The word "data" marks the lines to copy; find all of them in the entries below.

===

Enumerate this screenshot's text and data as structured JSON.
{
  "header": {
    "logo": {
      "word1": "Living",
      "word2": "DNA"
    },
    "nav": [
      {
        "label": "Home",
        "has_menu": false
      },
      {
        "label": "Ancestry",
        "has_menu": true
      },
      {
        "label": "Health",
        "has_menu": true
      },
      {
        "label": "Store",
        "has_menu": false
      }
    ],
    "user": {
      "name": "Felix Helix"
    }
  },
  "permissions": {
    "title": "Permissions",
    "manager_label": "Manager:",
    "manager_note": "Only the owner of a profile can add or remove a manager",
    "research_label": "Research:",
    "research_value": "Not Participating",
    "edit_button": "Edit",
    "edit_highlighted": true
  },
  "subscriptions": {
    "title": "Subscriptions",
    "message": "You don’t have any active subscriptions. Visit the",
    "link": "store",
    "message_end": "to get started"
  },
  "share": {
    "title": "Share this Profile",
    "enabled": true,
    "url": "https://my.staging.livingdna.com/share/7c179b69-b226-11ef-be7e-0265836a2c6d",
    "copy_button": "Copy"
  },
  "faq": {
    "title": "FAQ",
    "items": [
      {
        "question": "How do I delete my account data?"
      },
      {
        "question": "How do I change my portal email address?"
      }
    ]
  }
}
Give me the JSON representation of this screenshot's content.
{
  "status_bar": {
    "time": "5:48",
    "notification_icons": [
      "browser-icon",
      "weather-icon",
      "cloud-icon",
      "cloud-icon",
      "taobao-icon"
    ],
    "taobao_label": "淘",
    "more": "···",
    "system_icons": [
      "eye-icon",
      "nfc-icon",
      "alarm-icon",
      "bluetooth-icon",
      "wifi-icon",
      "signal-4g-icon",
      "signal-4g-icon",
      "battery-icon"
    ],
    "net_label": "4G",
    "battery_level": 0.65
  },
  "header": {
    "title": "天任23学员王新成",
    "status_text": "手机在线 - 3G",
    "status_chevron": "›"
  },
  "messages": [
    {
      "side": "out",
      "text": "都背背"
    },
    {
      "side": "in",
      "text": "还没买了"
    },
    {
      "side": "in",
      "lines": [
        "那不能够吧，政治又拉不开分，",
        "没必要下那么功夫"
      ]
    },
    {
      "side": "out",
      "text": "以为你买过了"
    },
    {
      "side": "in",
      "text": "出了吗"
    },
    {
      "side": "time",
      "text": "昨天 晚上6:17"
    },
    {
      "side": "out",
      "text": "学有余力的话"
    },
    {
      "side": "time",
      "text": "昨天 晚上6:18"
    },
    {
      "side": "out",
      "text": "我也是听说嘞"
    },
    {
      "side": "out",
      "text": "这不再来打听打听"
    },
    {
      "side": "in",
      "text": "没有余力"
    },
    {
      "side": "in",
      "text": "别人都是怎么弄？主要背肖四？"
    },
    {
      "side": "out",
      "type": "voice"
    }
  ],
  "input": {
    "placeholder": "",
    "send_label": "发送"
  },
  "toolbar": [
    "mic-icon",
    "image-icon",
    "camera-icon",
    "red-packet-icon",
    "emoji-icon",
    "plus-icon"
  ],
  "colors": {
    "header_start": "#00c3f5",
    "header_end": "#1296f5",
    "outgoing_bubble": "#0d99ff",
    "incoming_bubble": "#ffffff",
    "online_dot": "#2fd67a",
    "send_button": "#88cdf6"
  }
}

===

:: RESPONSE TO THE TASK ::
Enumerate this screenshot's text and data as structured JSON.
        "question": "How do I delete my account data?"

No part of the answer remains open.